▶ _Input data_:
=== Begin Enclosure ===
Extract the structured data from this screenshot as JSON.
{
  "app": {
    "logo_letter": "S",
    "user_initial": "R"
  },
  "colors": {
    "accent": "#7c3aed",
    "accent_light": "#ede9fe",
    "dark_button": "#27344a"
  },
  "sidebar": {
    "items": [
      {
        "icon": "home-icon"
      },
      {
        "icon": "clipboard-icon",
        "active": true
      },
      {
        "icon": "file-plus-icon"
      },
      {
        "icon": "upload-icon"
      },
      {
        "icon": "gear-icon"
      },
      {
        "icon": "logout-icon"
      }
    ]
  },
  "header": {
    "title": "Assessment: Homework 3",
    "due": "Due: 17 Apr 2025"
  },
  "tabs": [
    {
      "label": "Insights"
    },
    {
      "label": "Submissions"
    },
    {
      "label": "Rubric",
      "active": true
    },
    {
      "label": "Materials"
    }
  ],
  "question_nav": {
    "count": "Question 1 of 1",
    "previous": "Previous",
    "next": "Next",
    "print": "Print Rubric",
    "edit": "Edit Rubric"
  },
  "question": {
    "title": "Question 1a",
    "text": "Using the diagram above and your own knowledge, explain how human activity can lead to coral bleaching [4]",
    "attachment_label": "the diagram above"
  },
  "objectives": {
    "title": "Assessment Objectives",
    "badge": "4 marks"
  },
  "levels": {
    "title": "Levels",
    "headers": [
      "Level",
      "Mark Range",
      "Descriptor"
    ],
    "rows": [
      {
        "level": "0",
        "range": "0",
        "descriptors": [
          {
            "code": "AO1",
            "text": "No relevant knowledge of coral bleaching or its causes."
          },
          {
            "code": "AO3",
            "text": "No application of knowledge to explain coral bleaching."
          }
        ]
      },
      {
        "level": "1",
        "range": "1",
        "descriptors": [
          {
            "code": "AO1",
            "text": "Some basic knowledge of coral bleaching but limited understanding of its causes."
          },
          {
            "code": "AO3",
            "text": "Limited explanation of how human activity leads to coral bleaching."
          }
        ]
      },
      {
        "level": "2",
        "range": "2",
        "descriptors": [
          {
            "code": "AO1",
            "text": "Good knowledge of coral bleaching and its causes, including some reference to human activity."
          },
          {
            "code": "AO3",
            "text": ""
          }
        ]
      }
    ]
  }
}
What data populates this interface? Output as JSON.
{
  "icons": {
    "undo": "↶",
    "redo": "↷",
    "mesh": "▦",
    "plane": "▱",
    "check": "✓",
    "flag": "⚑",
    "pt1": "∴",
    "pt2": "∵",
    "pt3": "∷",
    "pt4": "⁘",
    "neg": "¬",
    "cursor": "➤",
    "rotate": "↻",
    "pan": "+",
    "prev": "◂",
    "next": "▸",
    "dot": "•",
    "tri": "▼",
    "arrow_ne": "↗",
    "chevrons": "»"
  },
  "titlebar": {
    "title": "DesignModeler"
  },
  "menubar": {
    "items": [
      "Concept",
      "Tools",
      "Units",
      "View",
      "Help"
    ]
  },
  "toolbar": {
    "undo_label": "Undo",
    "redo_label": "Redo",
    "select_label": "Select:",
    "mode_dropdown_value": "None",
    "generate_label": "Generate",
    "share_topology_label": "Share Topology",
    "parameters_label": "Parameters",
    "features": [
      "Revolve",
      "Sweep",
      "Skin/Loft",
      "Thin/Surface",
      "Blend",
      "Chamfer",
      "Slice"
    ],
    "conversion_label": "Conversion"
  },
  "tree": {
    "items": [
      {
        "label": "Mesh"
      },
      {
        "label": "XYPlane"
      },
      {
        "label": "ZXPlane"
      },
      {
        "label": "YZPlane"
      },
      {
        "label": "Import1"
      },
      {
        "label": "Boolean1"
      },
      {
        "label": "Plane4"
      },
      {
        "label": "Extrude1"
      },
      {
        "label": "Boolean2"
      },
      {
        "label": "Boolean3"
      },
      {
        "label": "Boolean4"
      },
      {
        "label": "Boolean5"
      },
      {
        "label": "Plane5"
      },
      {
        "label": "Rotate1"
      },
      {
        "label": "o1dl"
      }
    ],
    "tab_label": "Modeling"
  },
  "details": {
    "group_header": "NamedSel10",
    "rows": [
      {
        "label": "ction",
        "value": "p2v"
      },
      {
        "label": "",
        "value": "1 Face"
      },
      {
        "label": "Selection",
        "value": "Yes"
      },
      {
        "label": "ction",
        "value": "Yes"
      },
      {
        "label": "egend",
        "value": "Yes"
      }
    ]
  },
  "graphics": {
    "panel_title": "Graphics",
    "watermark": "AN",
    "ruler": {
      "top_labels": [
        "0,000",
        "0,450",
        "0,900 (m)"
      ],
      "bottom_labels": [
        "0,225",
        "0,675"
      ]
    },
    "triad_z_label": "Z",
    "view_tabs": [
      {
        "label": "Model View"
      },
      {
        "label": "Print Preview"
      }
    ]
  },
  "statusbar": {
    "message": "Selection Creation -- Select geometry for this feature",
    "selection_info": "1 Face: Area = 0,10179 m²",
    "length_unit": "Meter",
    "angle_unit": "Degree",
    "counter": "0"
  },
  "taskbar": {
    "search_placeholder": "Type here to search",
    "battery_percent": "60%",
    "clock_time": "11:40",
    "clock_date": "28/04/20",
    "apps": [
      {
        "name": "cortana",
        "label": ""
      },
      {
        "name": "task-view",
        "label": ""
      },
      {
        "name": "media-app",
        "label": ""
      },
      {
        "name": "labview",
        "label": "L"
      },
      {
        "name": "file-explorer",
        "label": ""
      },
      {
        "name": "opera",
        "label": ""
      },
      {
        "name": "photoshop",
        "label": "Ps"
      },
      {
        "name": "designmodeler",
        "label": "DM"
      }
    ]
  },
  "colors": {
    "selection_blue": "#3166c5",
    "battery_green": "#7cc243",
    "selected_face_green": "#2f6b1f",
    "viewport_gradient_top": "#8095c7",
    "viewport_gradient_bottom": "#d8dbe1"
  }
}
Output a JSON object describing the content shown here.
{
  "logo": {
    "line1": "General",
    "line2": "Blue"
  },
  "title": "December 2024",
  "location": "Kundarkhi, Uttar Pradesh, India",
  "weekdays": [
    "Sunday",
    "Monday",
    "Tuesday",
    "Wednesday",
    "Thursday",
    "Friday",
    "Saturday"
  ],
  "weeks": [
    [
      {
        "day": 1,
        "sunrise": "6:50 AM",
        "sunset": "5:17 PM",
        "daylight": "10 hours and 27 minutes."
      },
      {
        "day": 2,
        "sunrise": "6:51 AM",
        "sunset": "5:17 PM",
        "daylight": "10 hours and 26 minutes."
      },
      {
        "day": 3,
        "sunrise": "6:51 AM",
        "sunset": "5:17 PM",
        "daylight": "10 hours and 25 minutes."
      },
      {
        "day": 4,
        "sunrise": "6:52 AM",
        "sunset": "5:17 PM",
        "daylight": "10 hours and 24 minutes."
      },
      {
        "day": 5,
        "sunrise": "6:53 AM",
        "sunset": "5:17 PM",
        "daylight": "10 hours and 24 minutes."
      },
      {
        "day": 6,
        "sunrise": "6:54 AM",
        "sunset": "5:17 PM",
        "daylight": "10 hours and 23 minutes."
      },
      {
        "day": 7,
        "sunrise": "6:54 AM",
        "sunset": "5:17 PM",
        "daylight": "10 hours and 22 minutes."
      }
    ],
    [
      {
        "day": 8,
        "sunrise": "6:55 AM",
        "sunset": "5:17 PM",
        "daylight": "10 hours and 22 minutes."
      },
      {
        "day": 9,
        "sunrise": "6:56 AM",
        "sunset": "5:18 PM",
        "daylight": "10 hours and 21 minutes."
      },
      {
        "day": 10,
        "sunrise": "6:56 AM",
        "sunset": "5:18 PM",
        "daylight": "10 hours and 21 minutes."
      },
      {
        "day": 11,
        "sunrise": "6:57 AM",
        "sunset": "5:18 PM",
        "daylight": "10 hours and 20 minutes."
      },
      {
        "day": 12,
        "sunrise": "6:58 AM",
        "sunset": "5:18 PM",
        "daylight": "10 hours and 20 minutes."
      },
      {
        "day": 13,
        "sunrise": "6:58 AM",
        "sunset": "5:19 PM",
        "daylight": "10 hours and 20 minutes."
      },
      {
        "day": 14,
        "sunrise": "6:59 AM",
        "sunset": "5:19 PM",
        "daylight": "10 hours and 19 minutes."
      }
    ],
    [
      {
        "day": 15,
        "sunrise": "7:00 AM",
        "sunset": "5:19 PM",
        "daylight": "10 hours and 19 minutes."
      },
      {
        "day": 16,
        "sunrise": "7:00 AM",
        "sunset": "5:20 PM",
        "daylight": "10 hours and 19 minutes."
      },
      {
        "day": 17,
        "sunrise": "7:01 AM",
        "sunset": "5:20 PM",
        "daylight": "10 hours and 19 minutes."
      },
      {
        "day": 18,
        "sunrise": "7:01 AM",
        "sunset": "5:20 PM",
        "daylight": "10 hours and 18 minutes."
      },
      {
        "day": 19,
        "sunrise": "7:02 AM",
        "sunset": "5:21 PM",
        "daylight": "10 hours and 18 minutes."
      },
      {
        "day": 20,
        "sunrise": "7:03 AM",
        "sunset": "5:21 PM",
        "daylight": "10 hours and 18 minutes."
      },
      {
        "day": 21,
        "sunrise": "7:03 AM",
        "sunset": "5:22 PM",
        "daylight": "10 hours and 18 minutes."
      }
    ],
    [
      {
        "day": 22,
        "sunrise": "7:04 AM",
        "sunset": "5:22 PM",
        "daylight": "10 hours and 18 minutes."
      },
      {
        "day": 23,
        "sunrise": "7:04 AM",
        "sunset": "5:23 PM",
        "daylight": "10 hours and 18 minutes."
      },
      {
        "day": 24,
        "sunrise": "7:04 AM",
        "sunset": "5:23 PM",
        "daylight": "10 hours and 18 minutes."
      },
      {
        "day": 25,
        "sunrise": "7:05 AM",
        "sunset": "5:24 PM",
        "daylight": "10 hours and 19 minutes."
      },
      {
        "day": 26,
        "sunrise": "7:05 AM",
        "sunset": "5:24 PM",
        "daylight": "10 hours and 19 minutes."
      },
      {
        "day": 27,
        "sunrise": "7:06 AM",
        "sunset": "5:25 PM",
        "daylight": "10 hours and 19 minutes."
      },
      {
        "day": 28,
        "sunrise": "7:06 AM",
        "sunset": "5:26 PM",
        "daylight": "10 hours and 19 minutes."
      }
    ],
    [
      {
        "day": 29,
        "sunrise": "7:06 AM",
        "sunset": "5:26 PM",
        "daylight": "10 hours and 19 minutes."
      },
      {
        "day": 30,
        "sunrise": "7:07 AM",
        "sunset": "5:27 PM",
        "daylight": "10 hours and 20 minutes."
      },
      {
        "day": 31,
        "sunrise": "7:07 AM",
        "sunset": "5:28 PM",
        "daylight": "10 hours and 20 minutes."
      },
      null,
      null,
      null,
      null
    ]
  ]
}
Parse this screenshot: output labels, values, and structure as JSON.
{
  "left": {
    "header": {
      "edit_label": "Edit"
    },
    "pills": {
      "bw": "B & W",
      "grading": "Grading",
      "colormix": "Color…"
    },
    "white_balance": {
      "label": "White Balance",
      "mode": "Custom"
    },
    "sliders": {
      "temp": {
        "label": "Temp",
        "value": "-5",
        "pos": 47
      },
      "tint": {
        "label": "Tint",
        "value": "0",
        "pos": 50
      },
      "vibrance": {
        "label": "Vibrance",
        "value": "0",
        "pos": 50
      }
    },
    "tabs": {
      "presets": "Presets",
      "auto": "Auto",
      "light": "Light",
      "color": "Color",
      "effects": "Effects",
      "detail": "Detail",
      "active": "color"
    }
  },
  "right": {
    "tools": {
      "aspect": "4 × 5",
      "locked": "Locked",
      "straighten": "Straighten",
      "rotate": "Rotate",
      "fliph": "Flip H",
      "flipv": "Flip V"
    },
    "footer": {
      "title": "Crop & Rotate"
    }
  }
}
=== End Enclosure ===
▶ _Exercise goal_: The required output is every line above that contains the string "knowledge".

▶ _Solution to the problem_:
    "text": "Using the diagram above and your own knowledge, explain how human activity can lead to coral bleaching [4]",
            "text": "No relevant knowledge of coral bleaching or its causes."
            "text": "No application of knowledge to explain coral bleaching."
            "text": "Some basic knowledge of coral bleaching but limited understanding of its causes."
            "text": "Good knowledge of coral bleaching and its causes, including some reference to human activity."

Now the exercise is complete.